■ Exercise data:
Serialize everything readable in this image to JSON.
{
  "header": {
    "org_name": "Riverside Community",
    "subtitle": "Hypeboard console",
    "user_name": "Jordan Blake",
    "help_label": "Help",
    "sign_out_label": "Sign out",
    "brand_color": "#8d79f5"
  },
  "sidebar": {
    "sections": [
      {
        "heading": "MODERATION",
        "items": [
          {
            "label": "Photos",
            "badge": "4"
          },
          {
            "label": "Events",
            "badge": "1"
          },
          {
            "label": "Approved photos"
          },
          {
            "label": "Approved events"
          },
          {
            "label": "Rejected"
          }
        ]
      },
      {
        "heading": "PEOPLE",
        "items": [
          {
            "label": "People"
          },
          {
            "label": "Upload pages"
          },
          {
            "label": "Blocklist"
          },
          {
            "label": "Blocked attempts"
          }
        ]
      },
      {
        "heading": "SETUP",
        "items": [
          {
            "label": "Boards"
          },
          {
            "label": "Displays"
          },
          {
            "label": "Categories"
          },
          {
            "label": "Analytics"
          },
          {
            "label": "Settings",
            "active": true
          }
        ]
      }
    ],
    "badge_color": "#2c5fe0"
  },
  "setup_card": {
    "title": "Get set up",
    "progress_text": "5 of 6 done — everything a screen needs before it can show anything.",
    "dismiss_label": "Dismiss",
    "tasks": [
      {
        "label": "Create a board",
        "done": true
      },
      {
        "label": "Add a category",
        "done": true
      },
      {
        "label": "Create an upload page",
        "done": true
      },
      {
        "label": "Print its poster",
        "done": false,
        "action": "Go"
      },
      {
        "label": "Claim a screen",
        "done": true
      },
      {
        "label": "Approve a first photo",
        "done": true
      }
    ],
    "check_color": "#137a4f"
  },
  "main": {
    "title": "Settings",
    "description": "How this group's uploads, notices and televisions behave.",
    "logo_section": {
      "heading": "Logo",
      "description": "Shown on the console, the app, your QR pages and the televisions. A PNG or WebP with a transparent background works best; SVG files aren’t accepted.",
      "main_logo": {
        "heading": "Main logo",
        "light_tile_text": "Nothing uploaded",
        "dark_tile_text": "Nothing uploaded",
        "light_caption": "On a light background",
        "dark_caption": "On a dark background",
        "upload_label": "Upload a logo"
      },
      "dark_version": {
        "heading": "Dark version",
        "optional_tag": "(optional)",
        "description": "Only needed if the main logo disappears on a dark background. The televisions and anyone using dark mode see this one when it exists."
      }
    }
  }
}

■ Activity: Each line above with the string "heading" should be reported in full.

■ Reply to the exercise:
        "heading": "MODERATION",
        "heading": "PEOPLE",
        "heading": "SETUP",
      "heading": "Logo",
        "heading": "Main logo",
        "heading": "Dark version",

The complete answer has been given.